Figures of Argument

McMaster University

In the mid-nineteenth century, scientists in fields as different as chemistry and botany, August Kekule and Gregor Mendel, argued for insights that depended critically on antithetical expressions and reasoning. One hundred years earlier, Lavoisier, in his one foray into geology, used the same constitutive argumentative and verbal devices to organize his observations and claims, just as Newton, Harvey, Gilbert and Kepler had done in the centuries before him. The heuristic and persuasive use in natural philosophy of an argument form like the antithesis has particular roots in the combined grammatical, rhetorical and dialectical training established during the humanist educational reforms inaugurated in the sixteenth century. The rhetorically-inflected dialectical treatises of Rudolph Agricola, Philip Melancthon and their many imitators, textbooks for the leading figures in early modern natural philosophy, reinforced the role of stylistic patterns in argument invention originally established in classical rhetoric.
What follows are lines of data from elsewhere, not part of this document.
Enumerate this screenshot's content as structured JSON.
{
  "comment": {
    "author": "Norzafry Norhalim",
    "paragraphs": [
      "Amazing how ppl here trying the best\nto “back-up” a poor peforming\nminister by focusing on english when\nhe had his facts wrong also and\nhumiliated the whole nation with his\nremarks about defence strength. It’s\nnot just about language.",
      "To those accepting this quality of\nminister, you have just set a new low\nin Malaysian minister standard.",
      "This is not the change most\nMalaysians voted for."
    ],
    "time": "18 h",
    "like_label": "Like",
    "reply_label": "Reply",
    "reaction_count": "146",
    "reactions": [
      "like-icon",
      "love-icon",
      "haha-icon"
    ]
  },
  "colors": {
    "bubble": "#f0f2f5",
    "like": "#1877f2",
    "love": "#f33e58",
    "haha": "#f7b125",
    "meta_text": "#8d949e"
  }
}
Thus in the sixteenth and seventeenth centuries, style and argument, now usually dissociated in our teaching and even in the custody of different disciplines, reinforced each other productively. While the entire array of figures of speech available in early modern manuals includes devices which inscribe all the rhetorical appeals, the set of devices derived from parallel phrasing illustrates how certain figures of speech can express lines of reasoning iconically. The continued use of these ‘figures of argument’ invites a general as well as an historical explanation based on the potential persuasiveness of pattern completion in language processing.